After John Brown’s raid on Harper’s ferry, the general consensus in the North in 1859 was one of disapproval, especially as the South expressed their indignation and Northerners attempted to mend the rift that had begun to develop. Horace Greeley, in an editorial in the New York Tribune at the time, publicly denounced Brown as a fanatic and his methods unfit, and yet declares his support for abolition (Document A). That same year, Henry David Thoreau, a leading free-thinker and intellectual in the North, publicly celebrated Brown’s divergence from human laws to pursue a quest and examined the North’s positive reaction to Brown’s ideas (Document B). While the North did not quite publicly support Brown’s actions, public opinion was pro-abolition, and these notions exemplify the primary discord between the North and South.
This discord is also evident in the opinions of states more to the south, such as an editorial in the Topeka Tribune in Kansas, published shortly before Horace Greeley’s, demonstrates a different opinion, denouncing those who support Brown’s action and those who publish in his praise, making him a martyr (Document C). While these differing opinions are a result of conflict over the issue of slavery, neither Northern nor Southern press had seriously reacted to the conflict, preferring to neutrally denounce it entirely, or support the motives but denounce the methods.
In 1860, with Lincoln’s election approaching, relations between the North and South began to deteriorate further, and in parallel, John Brown’s popularity in the North began to grow, resulting in an equal backlash from the South denouncing Brown. An autobiography was published, and as abolitionist ideas spread, John Brown and his ideas received more and more publicity and praise (Document D). In a March campaign speech by Lincoln in Connecticut, the presidential candidate publicly addressed John Brown’s raid and the Democrats’ propaganda about the affair.
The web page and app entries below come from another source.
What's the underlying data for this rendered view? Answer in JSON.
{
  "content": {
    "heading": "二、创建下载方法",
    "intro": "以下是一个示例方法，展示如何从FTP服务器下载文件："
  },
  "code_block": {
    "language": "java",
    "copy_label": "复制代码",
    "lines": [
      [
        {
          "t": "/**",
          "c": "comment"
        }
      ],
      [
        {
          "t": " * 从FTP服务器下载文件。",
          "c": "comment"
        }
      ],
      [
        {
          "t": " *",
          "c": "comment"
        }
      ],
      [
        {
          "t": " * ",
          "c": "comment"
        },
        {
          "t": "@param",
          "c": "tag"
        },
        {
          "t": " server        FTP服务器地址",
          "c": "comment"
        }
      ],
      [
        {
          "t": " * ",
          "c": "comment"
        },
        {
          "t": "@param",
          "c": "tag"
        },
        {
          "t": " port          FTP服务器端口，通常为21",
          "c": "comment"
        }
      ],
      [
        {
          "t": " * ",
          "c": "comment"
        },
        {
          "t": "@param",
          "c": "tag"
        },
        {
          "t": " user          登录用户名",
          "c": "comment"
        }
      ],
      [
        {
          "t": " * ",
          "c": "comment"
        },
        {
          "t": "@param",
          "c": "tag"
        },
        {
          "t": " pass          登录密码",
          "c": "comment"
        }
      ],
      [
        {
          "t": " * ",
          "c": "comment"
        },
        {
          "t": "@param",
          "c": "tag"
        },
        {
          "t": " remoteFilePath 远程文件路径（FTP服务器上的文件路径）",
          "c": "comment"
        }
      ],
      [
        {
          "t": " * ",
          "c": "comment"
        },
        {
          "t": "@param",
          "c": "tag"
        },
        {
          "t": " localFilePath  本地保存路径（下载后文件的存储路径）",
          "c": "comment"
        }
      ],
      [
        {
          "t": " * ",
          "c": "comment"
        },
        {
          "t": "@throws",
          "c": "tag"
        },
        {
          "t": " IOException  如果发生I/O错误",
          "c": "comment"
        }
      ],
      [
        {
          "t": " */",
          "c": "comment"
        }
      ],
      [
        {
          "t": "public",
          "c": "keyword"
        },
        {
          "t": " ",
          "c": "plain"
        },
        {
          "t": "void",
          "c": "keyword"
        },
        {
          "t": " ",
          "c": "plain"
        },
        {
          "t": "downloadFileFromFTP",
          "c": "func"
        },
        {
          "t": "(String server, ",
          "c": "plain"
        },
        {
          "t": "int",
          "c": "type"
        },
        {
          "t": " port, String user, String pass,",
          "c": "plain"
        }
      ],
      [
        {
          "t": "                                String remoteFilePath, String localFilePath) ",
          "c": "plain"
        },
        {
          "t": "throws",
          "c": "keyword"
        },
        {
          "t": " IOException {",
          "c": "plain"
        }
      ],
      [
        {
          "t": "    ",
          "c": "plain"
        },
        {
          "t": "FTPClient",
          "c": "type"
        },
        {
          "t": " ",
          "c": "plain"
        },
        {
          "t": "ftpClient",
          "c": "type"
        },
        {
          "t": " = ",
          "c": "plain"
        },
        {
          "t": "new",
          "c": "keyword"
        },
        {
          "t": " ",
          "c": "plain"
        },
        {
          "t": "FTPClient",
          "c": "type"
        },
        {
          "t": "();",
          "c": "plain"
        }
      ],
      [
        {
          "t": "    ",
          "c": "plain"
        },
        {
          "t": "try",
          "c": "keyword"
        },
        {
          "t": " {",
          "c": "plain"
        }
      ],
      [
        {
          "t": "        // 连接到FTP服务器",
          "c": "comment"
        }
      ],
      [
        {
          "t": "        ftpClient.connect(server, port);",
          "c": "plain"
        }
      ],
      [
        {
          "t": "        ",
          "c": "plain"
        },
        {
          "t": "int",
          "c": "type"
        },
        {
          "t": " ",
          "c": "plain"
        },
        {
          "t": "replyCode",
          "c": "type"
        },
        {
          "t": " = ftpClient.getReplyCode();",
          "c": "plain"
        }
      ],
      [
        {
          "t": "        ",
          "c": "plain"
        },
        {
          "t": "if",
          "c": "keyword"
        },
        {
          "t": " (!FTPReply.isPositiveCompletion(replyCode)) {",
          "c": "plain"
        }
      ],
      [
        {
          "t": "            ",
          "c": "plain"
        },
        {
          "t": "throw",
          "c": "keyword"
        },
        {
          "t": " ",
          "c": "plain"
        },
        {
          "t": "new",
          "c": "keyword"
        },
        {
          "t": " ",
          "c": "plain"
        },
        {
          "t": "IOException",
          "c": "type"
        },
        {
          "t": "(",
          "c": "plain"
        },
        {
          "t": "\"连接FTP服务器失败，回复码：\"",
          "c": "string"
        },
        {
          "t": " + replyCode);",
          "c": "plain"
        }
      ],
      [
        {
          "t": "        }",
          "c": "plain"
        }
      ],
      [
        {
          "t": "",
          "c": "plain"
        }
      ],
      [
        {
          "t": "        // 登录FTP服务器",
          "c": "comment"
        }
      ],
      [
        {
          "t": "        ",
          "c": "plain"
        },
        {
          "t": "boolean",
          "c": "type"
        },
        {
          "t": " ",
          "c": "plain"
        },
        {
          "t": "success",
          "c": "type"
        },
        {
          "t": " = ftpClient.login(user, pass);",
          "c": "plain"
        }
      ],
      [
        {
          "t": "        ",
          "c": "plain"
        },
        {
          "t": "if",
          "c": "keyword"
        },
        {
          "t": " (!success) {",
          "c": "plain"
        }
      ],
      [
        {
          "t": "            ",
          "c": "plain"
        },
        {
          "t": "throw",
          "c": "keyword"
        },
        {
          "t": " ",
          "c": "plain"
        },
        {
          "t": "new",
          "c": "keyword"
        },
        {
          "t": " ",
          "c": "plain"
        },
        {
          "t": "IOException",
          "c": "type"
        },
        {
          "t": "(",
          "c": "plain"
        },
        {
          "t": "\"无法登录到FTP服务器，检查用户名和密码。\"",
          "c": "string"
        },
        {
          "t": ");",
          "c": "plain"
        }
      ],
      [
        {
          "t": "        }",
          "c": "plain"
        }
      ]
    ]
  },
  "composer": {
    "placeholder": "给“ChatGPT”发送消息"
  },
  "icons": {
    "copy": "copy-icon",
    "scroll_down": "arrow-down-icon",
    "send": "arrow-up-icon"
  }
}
Lincoln dismisses the accusations of Republican involvement and does not mention it any further then as “the unfortunate Harpers Ferry affair” (Document E). The election was clearly very significant to Southerners and Lincoln as a Republican, did not revile John Brown’s acts as Southern politicians had done. The issue had become heated and important enough to come up during a presidential campaign, and represented the heated conflict during the time.
Soon after Lincoln’s election, it became evident that the relations between the North and South were declining rapidly while public perception of John Brown steadily rose. When feelings became most impassioned and tensions inflamed over the affair, people in the North began to publicly praise and admire Brown as a hero, as a result of the building conflict and the palpable separation of the North and South. After southern states seceded, and the Civil War began in 1861, John Brown had come to be a hero in the North, representing abolitionist ideals and a man who would die for his beliefs, beliefs that the North agreed with. John Brown became a martyr during the Civil War, praised openly in public, in song (Document G) and with art (Document H) that portrayed him as a nearly angelic hero, revealing the North’s changing opinion of slavery and of the South.
The changing relations between the North and South can be seen in Northern public opinion of John Brown. The abolition movement grew and spread as the rift between the North and South grew, and the North, which at first saw John Brown’s actions as unacceptable and even malicious, came to appreciate the ideals he strove for. As tension finally erupted in the Civil War, Brown came to be recognized as a hero by all in the North.